:: INSTRUCTIONS FOR THE TASK ::
Copy out each line containing "your" from the entries below.

BEGIN SOURCE MATERIAL

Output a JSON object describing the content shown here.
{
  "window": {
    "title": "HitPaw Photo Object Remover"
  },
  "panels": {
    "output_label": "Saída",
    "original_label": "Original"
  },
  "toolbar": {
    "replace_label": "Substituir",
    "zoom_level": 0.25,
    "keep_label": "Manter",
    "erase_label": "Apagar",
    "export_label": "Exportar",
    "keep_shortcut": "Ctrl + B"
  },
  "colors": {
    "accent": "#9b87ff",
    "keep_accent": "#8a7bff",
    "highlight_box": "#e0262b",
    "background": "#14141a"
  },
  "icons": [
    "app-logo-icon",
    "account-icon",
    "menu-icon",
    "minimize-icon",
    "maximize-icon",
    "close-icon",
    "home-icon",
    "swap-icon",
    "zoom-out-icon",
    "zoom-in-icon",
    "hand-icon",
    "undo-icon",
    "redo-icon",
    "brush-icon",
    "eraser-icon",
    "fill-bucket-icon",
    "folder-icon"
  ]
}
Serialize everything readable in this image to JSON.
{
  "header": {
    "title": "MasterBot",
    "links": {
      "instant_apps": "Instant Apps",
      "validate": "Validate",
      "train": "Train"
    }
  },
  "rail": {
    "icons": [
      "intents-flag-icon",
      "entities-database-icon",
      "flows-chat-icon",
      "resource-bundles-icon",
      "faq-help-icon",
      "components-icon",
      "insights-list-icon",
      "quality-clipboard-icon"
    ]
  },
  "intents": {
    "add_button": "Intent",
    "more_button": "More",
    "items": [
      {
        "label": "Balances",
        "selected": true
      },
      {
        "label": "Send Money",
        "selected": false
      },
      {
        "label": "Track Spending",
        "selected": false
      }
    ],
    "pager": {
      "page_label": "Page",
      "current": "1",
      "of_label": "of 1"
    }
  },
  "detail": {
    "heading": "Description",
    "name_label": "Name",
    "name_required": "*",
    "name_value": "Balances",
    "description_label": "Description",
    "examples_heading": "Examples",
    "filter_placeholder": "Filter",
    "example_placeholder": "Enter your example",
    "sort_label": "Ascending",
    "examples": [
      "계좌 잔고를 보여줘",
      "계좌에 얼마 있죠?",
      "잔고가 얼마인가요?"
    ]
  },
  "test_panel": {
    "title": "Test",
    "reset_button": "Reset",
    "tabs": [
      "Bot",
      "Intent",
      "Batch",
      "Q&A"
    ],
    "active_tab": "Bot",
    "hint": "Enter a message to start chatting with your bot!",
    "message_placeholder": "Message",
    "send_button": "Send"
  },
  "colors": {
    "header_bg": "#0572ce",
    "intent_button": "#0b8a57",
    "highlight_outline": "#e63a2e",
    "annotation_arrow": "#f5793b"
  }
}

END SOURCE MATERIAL

:: REPLY TO THE EXERCISE ::
    "example_placeholder": "Enter your example",
    "hint": "Enter a message to start chatting with your bot!",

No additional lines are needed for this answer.